The Coalition opposed the motion. Communications Minister Paul Fletcher, representing the attorney-general’s portfolio, said the government opposed Dr Haines’ motion because the Coalition’s own integrity commission bill would be introduced “soon” – though he did not say when.

Mr Morrison first proposed a federal integrity commission in December 2018, some 1078 days ago. Dr Haines’ bill is seen as more robust, with stronger investigative powers, than the government’s.

The vote to suspend standing orders, supported by Labor and other crossbenchers, came back 66-63 in favour. However, despite the numbers, such a motion requires an absolute majority of the 151-seat House, meaning it was successful but not carried.

It sparked a complicated set of procedural motions in the chamber, after rookie Speaker, Liberal MP Andrew Wallace, initially said the motion was successful – meaning Dr Haines’ bill would have been debated. Instead, after further votes, the motion retained its 66-64 majority – with Ms Archer’s decision to cross the floor as the deciding factor – but was ultimately deemed unsuccessful.

Veteran MP Bob Katter drew laughs when he stood to say he was “very confused” at the procedural motions.

Labor and the Greens instantly crowed that the government had lost its majority in the parliament.

Dr Haines was furious, claiming it was “undemocratic” that the rules of the House – instituted by the Coalition government – meant only an absolute majority would be successful.

“The Prime Minister and the government are standing in the way now of, not only the will of the people, but the will of the Parliament,” she told a snap press conference soon after.

“It’s absolutely clear now that this Prime Minister, this government, does not wish to instigate a federal integrity commission.”

Dr Haines praised Ms Archer as a “lioness”  and a “hero” for crossing the floor. Photographers captured the two women, walking arm in arm, out of the parliamentary chamber following the votes. Dr Haines urged other government members, who have spoken in favour of an integrity commission, to back her proposal.

“The people should call for it louder and louder until we achieve it, and in making that call perhaps we will see another person as brave, as filled with integrity, as the member for Bass,” she said.

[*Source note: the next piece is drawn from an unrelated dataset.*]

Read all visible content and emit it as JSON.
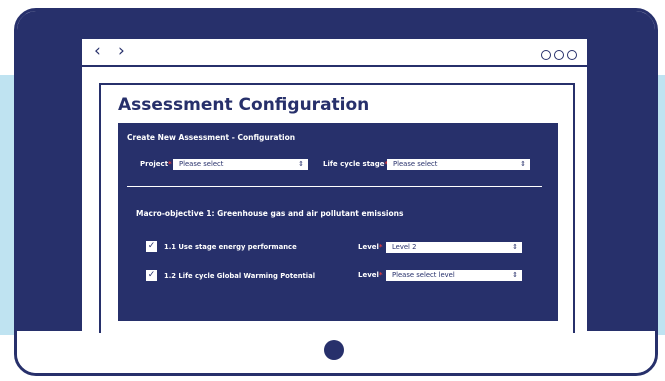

Fellow independent MP Andrew Wilkie called Ms Archer’s position “the single bravest thing” he had seen any politician do.

Dr Haines called on the Morrison government to change its internal procedures and allow the bill to be debated if there was a similar future vote. She scoffed when The New Daily asked whether she would accept a compromise following Mr Fletcher’s commitment on the government’s own integrity commission bill.

“I didn’t come down in the last shower,” Dr Haines said.

“If the best he can come up with is that ‘we’re going to bring something soon’ … it doesn’t cut it with me.”